What the exercise asks | Scan each line of the records for the word "JSON" and extract the ones that have it.

Records for the exercise |

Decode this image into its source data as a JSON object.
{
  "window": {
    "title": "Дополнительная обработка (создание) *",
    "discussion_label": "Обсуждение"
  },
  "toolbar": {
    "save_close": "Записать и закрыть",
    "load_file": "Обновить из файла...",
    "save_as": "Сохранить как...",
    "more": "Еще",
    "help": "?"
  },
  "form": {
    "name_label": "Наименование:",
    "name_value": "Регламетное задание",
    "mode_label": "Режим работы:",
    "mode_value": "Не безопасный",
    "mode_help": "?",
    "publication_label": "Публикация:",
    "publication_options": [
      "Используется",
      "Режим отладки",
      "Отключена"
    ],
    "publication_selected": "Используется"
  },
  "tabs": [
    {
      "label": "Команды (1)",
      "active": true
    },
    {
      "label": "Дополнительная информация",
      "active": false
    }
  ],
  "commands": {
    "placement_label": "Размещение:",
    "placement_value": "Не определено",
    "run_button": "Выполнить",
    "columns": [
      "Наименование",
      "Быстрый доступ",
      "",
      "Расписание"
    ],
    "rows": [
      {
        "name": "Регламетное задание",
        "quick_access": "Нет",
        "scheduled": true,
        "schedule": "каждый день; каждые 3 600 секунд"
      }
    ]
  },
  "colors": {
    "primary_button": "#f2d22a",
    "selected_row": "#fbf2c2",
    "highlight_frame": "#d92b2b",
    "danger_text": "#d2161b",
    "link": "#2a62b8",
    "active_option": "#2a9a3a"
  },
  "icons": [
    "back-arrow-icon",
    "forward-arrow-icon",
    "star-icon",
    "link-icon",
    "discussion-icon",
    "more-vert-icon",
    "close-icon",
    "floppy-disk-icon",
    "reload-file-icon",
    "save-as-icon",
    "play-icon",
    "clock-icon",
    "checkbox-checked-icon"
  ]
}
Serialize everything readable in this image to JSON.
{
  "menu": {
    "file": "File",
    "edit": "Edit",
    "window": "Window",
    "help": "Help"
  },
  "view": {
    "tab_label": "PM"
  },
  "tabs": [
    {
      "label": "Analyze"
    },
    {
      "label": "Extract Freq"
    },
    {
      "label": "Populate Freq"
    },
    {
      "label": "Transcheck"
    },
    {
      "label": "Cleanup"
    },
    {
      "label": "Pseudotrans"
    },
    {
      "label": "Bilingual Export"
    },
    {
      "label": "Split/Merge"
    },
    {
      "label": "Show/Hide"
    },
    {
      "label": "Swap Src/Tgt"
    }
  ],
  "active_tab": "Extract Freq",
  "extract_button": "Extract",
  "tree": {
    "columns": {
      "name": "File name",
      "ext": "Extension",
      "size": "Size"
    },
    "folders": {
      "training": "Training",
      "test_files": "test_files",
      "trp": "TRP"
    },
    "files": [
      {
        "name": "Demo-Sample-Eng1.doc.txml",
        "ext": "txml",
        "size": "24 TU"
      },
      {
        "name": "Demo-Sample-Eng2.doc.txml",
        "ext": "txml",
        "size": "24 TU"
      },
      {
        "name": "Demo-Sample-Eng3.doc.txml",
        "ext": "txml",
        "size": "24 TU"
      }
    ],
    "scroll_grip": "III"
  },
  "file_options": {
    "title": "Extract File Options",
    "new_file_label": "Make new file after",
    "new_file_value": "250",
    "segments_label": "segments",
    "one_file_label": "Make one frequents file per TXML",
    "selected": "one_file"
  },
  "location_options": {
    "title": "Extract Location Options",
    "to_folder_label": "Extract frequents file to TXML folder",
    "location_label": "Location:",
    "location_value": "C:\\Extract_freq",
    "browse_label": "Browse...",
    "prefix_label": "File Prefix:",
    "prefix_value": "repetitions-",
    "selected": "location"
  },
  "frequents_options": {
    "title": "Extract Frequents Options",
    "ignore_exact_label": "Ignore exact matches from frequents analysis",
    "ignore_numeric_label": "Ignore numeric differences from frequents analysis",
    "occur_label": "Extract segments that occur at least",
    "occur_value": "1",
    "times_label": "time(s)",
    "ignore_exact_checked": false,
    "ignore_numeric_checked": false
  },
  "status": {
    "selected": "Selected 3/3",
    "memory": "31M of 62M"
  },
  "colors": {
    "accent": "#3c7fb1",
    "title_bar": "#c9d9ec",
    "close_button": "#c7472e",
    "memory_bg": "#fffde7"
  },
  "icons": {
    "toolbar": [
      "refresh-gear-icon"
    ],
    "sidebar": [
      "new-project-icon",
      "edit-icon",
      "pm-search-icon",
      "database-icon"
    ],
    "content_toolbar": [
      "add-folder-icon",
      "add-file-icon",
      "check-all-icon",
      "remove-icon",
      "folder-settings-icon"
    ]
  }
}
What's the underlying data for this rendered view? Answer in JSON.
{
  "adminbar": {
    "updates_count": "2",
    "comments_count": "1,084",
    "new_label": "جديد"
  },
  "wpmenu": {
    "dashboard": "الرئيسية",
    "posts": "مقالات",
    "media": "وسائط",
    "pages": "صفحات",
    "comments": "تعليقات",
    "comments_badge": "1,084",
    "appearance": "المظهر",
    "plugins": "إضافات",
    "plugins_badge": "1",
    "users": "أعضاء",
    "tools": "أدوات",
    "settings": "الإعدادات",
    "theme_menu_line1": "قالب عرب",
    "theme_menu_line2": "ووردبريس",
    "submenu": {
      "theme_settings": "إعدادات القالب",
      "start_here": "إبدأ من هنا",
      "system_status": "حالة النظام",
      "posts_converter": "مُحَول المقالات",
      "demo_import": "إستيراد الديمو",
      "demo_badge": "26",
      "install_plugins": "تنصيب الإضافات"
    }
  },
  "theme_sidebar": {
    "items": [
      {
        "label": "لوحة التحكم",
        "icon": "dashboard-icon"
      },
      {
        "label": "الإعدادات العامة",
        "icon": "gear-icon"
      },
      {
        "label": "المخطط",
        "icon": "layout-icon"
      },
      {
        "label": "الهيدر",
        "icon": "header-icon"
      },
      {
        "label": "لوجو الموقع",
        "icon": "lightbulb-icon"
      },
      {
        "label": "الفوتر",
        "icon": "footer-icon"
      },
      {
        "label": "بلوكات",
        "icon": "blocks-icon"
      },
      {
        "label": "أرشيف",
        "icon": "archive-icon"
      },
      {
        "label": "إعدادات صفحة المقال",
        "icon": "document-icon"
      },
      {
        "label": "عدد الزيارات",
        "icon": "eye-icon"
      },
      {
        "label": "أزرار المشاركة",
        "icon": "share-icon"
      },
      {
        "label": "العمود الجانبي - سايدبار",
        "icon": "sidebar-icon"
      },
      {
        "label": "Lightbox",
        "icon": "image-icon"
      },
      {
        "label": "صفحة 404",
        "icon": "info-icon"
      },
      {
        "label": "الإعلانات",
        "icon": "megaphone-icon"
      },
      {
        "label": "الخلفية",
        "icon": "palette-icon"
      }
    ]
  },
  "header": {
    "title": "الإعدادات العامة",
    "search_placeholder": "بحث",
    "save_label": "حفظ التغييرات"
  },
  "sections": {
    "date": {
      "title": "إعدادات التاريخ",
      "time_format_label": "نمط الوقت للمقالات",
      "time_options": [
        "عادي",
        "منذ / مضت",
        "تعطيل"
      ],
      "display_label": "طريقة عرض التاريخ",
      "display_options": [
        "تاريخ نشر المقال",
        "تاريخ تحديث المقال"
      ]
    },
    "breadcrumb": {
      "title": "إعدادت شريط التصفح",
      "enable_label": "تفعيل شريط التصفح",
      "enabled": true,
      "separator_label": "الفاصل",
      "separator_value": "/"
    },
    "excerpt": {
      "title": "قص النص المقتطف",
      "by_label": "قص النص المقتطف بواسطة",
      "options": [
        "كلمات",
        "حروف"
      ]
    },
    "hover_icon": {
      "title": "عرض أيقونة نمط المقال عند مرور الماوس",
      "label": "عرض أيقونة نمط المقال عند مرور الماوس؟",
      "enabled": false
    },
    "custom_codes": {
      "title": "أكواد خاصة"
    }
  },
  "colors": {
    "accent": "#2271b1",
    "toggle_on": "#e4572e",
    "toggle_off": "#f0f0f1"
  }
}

Result of the exercise |
Decode this image into its source data as a JSON object.
Serialize everything readable in this image to JSON.
What's the underlying data for this rendered view? Answer in JSON.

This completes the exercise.